For those who want to better understand the roots of the U.S.’ current social, cultural and political discord, “1964” is must-see TV. That’s because unlike a lot of arbitrary anniversaries, the events of a half-century ago clearly echo through the present conversation, from the arrival of the Beatles to the Civil Rights Act, from Barry Goldwater’s unapologetic brand of conservatism to the counterculture movement. TV news often does a poor job of connecting dots, but as told in almost chronological fashion, this “American Experience” presentation is an illuminating road map that details how we got from there to here.
America, of course, entered 1964 still reeling from John F. Kennedy’s assassination six weeks earlier. But even with that as a jumping-off point, a dizzying number of seismic events ensued during a year in which “every kind of split in American life suddenly became open and visible,” as author Robert Lipsyte puts it.
Perhaps foremost, Johnson’s advancements of Kennedy’s policies – pushing through the Civil Rights Act and his Great Society programs – continue to be litigated to this day. Similarly, Barry Goldwater’s emergence, espousing what became the foundation for modern conservatism, despite his overwhelming defeat in ’64, paved the way for Ronald Reagan and the current political strain that has come to define and dominate the Republican Party.

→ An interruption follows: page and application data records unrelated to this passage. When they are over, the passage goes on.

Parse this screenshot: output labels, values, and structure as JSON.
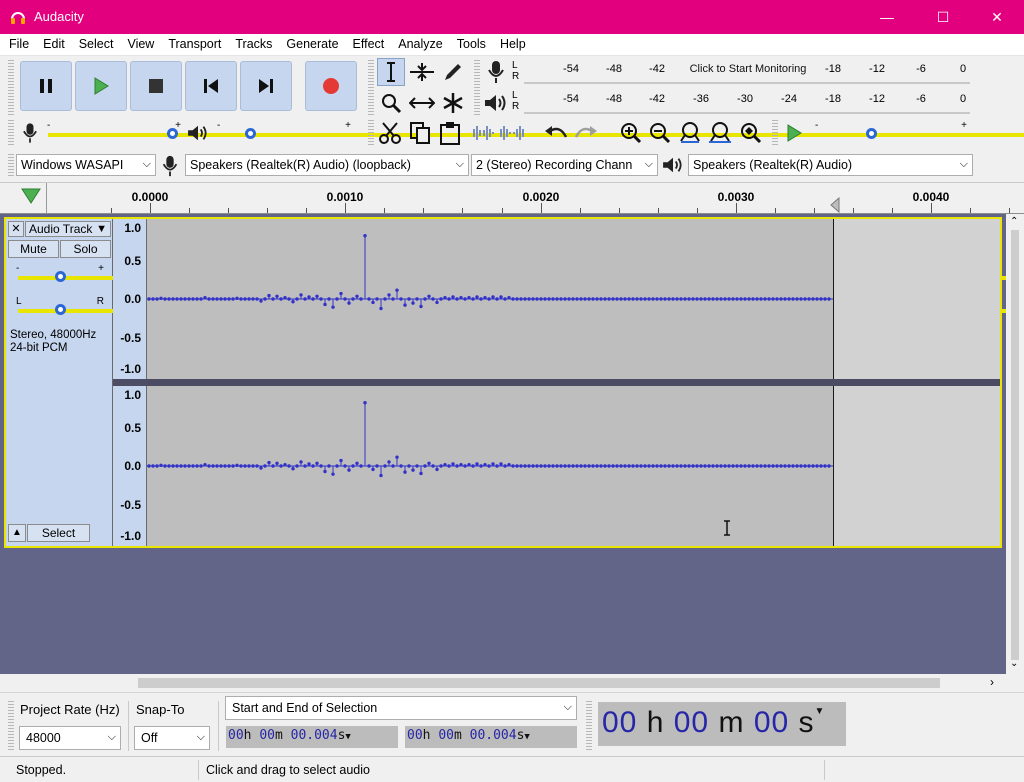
{
  "window": {
    "title": "Audacity",
    "minimize": "—",
    "maximize": "☐",
    "close": "✕"
  },
  "menu": [
    "File",
    "Edit",
    "Select",
    "View",
    "Transport",
    "Tracks",
    "Generate",
    "Effect",
    "Analyze",
    "Tools",
    "Help"
  ],
  "record_meter": {
    "scale": [
      "-54",
      "-48",
      "-42",
      "-18",
      "-12",
      "-6",
      "0"
    ],
    "hint": "Click to Start Monitoring",
    "left": "L",
    "right": "R"
  },
  "play_meter": {
    "scale": [
      "-54",
      "-48",
      "-42",
      "-36",
      "-30",
      "-24",
      "-18",
      "-12",
      "-6",
      "0"
    ],
    "left": "L",
    "right": "R"
  },
  "mixer": {
    "minus": "-",
    "plus": "+",
    "record_volume": 0.98,
    "playback_volume": 0.22
  },
  "play_at_speed": {
    "minus": "-",
    "plus": "+",
    "speed": 0.36
  },
  "devices": {
    "host": "Windows WASAPI",
    "recording_device": "Speakers (Realtek(R) Audio) (loopback)",
    "channels": "2 (Stereo) Recording Chann",
    "playback_device": "Speakers (Realtek(R) Audio)"
  },
  "ruler": {
    "labels": [
      "0.0000",
      "0.0010",
      "0.0020",
      "0.0030",
      "0.0040"
    ]
  },
  "track": {
    "close": "✕",
    "name": "Audio Track",
    "mute": "Mute",
    "solo": "Solo",
    "gain_minus": "-",
    "gain_plus": "+",
    "pan_left": "L",
    "pan_right": "R",
    "format_line1": "Stereo, 48000Hz",
    "format_line2": "24-bit PCM",
    "select": "Select",
    "collapse": "▲",
    "scale": [
      "1.0",
      "0.5",
      "0.0",
      "-0.5",
      "-1.0"
    ],
    "gain": 0.5,
    "pan": 0.5
  },
  "selection": {
    "project_rate_label": "Project Rate (Hz)",
    "project_rate": "48000",
    "snap_label": "Snap-To",
    "snap": "Off",
    "mode": "Start and End of Selection",
    "start": {
      "hh": "00",
      "mm": "00",
      "ss": "00.004"
    },
    "end": {
      "hh": "00",
      "mm": "00",
      "ss": "00.004"
    },
    "h": "h",
    "m": "m",
    "s": "s"
  },
  "audio_position": {
    "hh": "00",
    "h": "h",
    "mm": "00",
    "m": "m",
    "ss": "00",
    "s": "s"
  },
  "status": {
    "state": "Stopped.",
    "hint": "Click and drag to select audio"
  },
  "colors": {
    "titlebar": "#e3007f",
    "waveform": "#3232c8",
    "track_panel": "#c5d6ee",
    "background": "#626588"
  }
}
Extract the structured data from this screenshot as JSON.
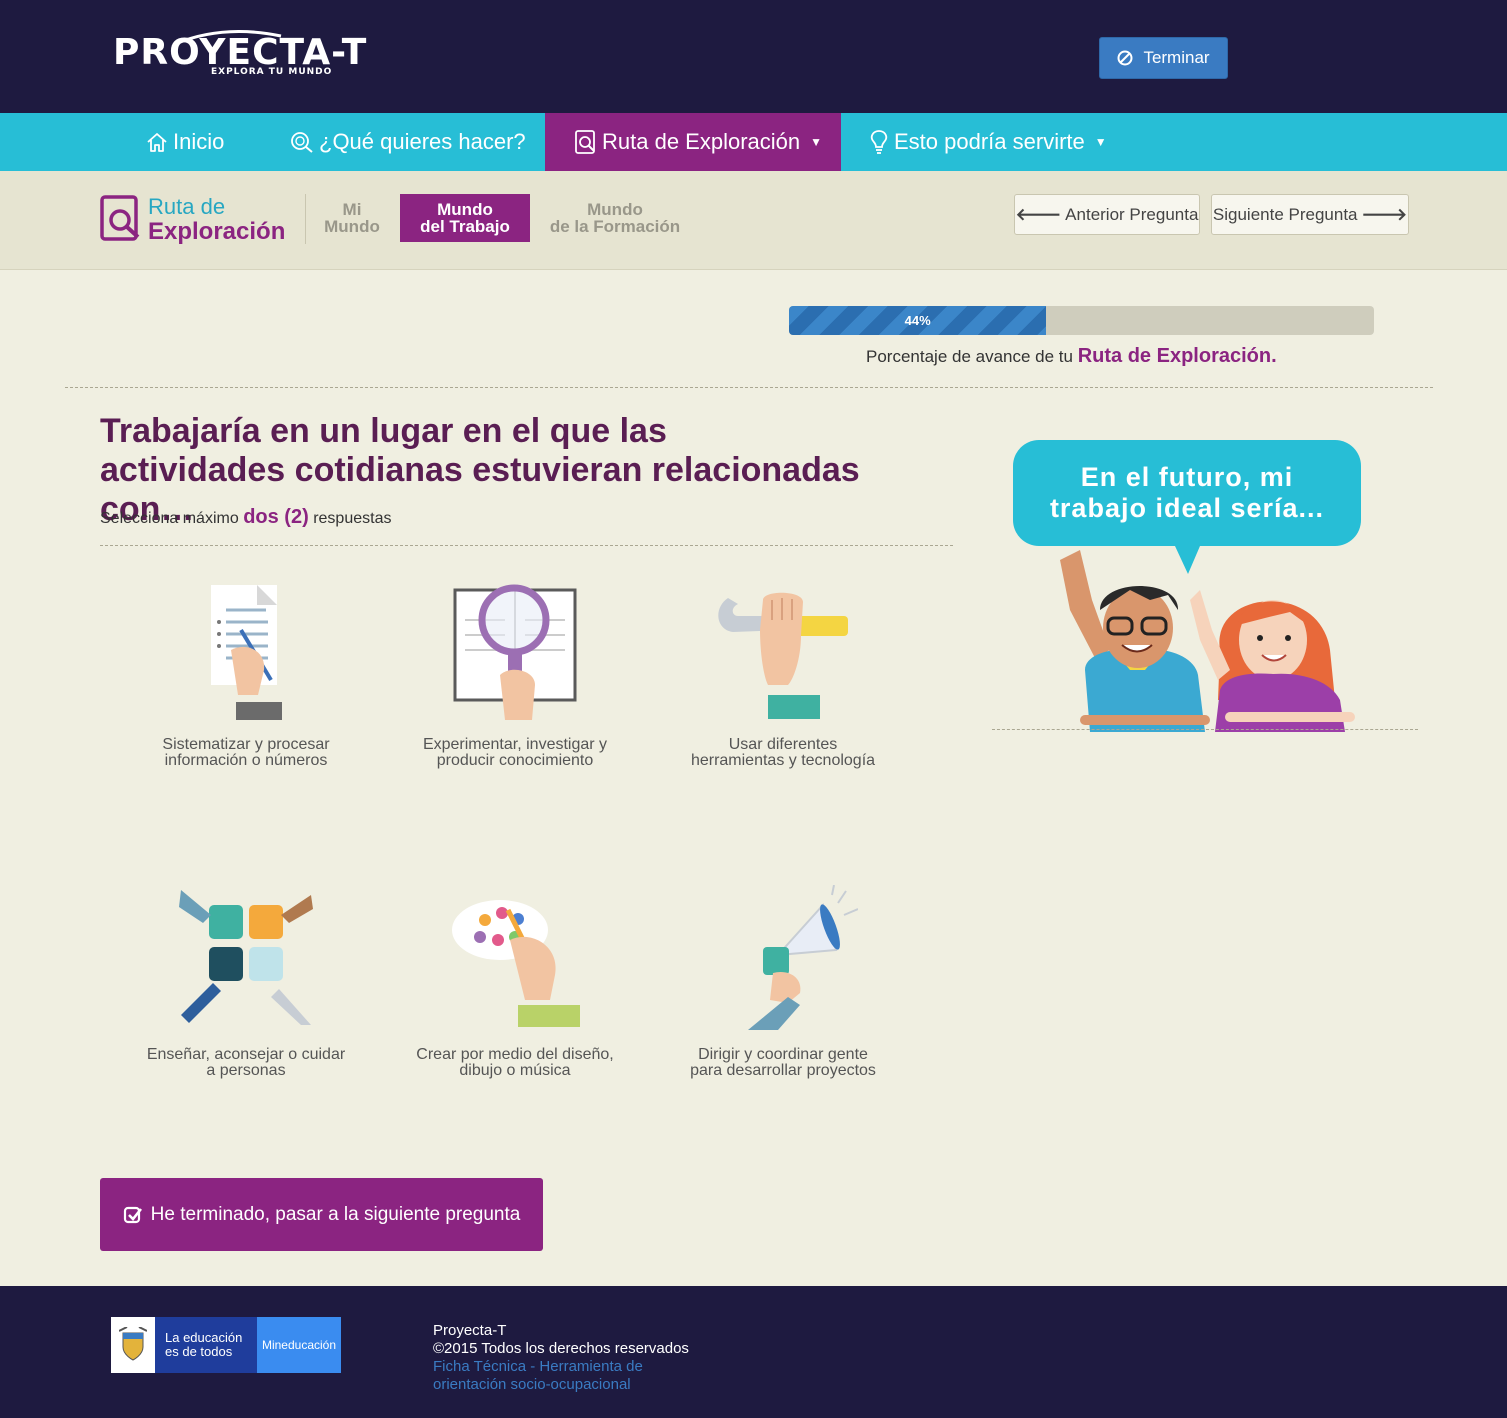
{
  "header": {
    "logo_text": "PROYECTA-T",
    "logo_tagline": "EXPLORA TU MUNDO",
    "terminar_label": "Terminar"
  },
  "nav": {
    "items": [
      {
        "label": "Inicio",
        "icon": "home-icon"
      },
      {
        "label": "¿Qué quieres hacer?",
        "icon": "search-icon"
      },
      {
        "label": "Ruta de Exploración",
        "icon": "magnifier-page-icon",
        "active": true,
        "dropdown": true
      },
      {
        "label": "Esto podría servirte",
        "icon": "lightbulb-icon",
        "dropdown": true
      }
    ]
  },
  "subheader": {
    "ruta_line1": "Ruta de",
    "ruta_line2": "Exploración",
    "worlds": [
      {
        "line1": "Mi",
        "line2": "Mundo"
      },
      {
        "line1": "Mundo",
        "line2": "del Trabajo",
        "active": true
      },
      {
        "line1": "Mundo",
        "line2": "de la Formación"
      }
    ],
    "prev_label": "Anterior Pregunta",
    "next_label": "Siguiente Pregunta"
  },
  "progress": {
    "value": 44,
    "label": "44%",
    "caption": "Porcentaje de avance de tu",
    "caption_bold": "Ruta de Exploración."
  },
  "question": {
    "title": "Trabajaría en un lugar en el que las actividades cotidianas estuvieran relacionadas con…",
    "hint_pre": "Selecciona máximo",
    "hint_bold": "dos (2)",
    "hint_post": "respuestas",
    "options": [
      {
        "line1": "Sistematizar y procesar",
        "line2": "información o números"
      },
      {
        "line1": "Experimentar, investigar y",
        "line2": "producir conocimiento"
      },
      {
        "line1": "Usar diferentes",
        "line2": "herramientas y tecnología"
      },
      {
        "line1": "Enseñar, aconsejar o cuidar",
        "line2": "a personas"
      },
      {
        "line1": "Crear por medio del diseño,",
        "line2": "dibujo o música"
      },
      {
        "line1": "Dirigir y coordinar gente",
        "line2": "para desarrollar proyectos"
      }
    ]
  },
  "speech": {
    "line1": "En el futuro, mi",
    "line2": "trabajo ideal sería..."
  },
  "finish_button": "He terminado, pasar a la siguiente pregunta",
  "footer": {
    "gov_line1": "La educación",
    "gov_line2": "es de todos",
    "gov_ministry": "Mineducación",
    "line1": "Proyecta-T",
    "line2": "©2015 Todos los derechos reservados",
    "link_line1": "Ficha Técnica - Herramienta de",
    "link_line2": "orientación socio-ocupacional"
  },
  "colors": {
    "header_bg": "#1e1a40",
    "nav_bg": "#27bed6",
    "accent_purple": "#8b2481",
    "page_bg": "#f0efe1",
    "button_blue": "#3a7bc2"
  }
}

Interviewing a wide assortment of historians and participants in the era, writer-director Stephen Ives doesn’t stop with politics, widening the lens to include momentous events in culture and sports. These include then-Cassius Clay’s defeat of Sonny Liston, making the future Muhammad Ali the heavyweight champion; Betty Friedan publishing “The Feminine Mystique;” Freedom Riders invading (and disappearing from) Mississippi; and Bob Dylan singing about how the times they were a-changin’.
Narrated by Oliver Platt, “1964” is the very embodiment of George Santayana’s famous line, “Those who cannot remember the past are condemned to repeat it.” Hodding Carter III, who served in the Carter administration, identifies this period as “the propulsion from the past into the future” – including the revolutionary upending of Southern segregation, realigning the political playing field.
Yet after two hours of this thought-provoking production, the realization is not so much the U.S. is repeating the past as still arguing about it.